A. When I go and do a field research project, I meet with whichever indigenous people are harvesting or collecting a plant, and I meet with traditional healers, botanists, doctors, and trade officials. When I come away from a place I not only want to know as much as possible about the plant and its growing habits and its uses, but I want to know everything I can about the conditions of trade. Because I’ll make recommendations to companies that might cost them millions of dollars in effort over a number of years, they have to know that they’re investing in something that they can get and that’s in enough quantity.

Q. So there’s a business aspect to your work, too?

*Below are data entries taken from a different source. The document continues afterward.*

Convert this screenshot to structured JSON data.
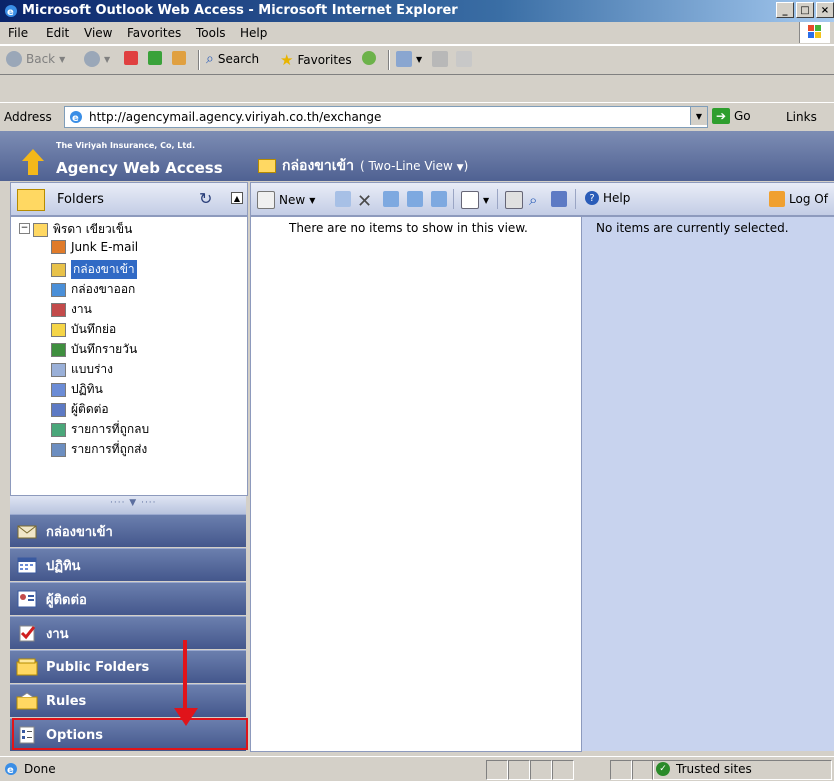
{
  "window": {
    "title": "Microsoft Outlook Web Access - Microsoft Internet Explorer",
    "controls": {
      "minimize": "_",
      "maximize": "□",
      "close": "×"
    }
  },
  "menu": {
    "items": [
      {
        "label": "File"
      },
      {
        "label": "Edit"
      },
      {
        "label": "View"
      },
      {
        "label": "Favorites"
      },
      {
        "label": "Tools"
      },
      {
        "label": "Help"
      }
    ]
  },
  "toolbar": {
    "back": "Back",
    "search": "Search",
    "favorites": "Favorites"
  },
  "address": {
    "label": "Address",
    "url": "http://agencymail.agency.viriyah.co.th/exchange",
    "go": "Go",
    "links": "Links"
  },
  "owa": {
    "brand_small": "The Viriyah Insurance, Co, Ltd.",
    "brand_big": "Agency Web Access",
    "folder_title": "กล่องขาเข้า",
    "view_mode": "( Two-Line View",
    "view_close": ")"
  },
  "folders_panel": {
    "header": "Folders",
    "root": "พิรดา เขียวเข็น",
    "items": [
      {
        "label": "Junk E-mail",
        "icon": "junk-icon",
        "color": "#e07b2a"
      },
      {
        "label": "กล่องขาเข้า",
        "icon": "inbox-icon",
        "color": "#e8c24a",
        "selected": true
      },
      {
        "label": "กล่องขาออก",
        "icon": "outbox-icon",
        "color": "#4a8fd8"
      },
      {
        "label": "งาน",
        "icon": "tasks-icon",
        "color": "#c34b4b"
      },
      {
        "label": "บันทึกย่อ",
        "icon": "notes-icon",
        "color": "#f5d547"
      },
      {
        "label": "บันทึกรายวัน",
        "icon": "journal-icon",
        "color": "#3f8f3f"
      },
      {
        "label": "แบบร่าง",
        "icon": "drafts-icon",
        "color": "#9ab0d8"
      },
      {
        "label": "ปฏิทิน",
        "icon": "calendar-icon",
        "color": "#6b8cd6"
      },
      {
        "label": "ผู้ติดต่อ",
        "icon": "contacts-icon",
        "color": "#5d7ac4"
      },
      {
        "label": "รายการที่ถูกลบ",
        "icon": "deleted-items-icon",
        "color": "#4aa77a"
      },
      {
        "label": "รายการที่ถูกส่ง",
        "icon": "sent-items-icon",
        "color": "#6c8ec0"
      }
    ]
  },
  "nav": {
    "items": [
      {
        "label": "กล่องขาเข้า",
        "icon": "inbox-icon"
      },
      {
        "label": "ปฏิทิน",
        "icon": "calendar-icon"
      },
      {
        "label": "ผู้ติดต่อ",
        "icon": "contacts-icon"
      },
      {
        "label": "งาน",
        "icon": "tasks-icon"
      },
      {
        "label": "Public Folders",
        "icon": "public-folders-icon"
      },
      {
        "label": "Rules",
        "icon": "rules-icon"
      },
      {
        "label": "Options",
        "icon": "options-icon"
      }
    ]
  },
  "main_toolbar": {
    "new": "New",
    "help": "Help",
    "logoff": "Log Of"
  },
  "list": {
    "empty": "There are no items to show in this view."
  },
  "reading": {
    "empty": "No items are currently selected."
  },
  "status": {
    "text": "Done",
    "zone": "Trusted sites"
  },
  "colors": {
    "highlight": "#e0141a",
    "nav_bg": "#4f6192",
    "reading_bg": "#c8d3ee"
  }
}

A. I think that’s part of sustainability. If you can make these plants economically sustainable, then that changes the conversation about the environment; it changes the conversation about the economic welfare of native people. The economic payoff is actually really critical.

Q. What are some of the most exciting herbs that have recently come to the market?

A. I’ve been in Malaysia two times now researching tongkat ali, which is best known as a sex enhancer, for which it has very serious human clinical studies for increasing libido and improving erectile function. But beyond that it has antimalarial properties and is widely used by athletes in Southeast Asia for strength and stamina. There’s an enormous amount of science behind it.

I would also say that one of the most exciting plants—and I should tell you I work with this, and actually profit from this—is tamanu oil. It heals almost anything that can happen to skin. It’s not used internally at all, it’s totally topical. When I was first introduced to it, I didn’t think I would find any science on it at all, and I found a mountain of science. I was blown away. It’s very powerful for healing wounds, sores, bites, burns, and even acne pimples.

And I would say Rhodiola rosea. This is one of the best-researched plants I’ve ever come upon. It does so many things—mitigates stress, enhances cardiovascular health, boosts immunity, and improves brain function. It’s widely used by athletes. And, lastly, I would say maca from Peru. Maca is a food that in all studies demonstrates zero toxicity. But it contains novel compounds that are very real sex enhancers and seriously improve strength, energy, and endurance.

Q. Tell us about your new book, Hot Plants (St. Martin’s Griffin, 2004).

A. The book is a response to the multibillion-dollar marketing surrounding drugs that are not hazard-free. I’m not a drug-basher, but there are proven sex-enhancing plants, many of which are the subjects of good clinical human or animal studies showing that they actually work. And some of them have been used for thousands of years. In the book, I identify ten plants I have researched around the world, and I talk about my experiences in those countries, I talk about the traditional use of these plants, and I present whatever science is relative to them and sexual health. Some of these herbs really lean on your sexual panic buttons and just plain stimulate pleasure. You don’t have to have something wrong with you to take these.

—Jena Hofstedt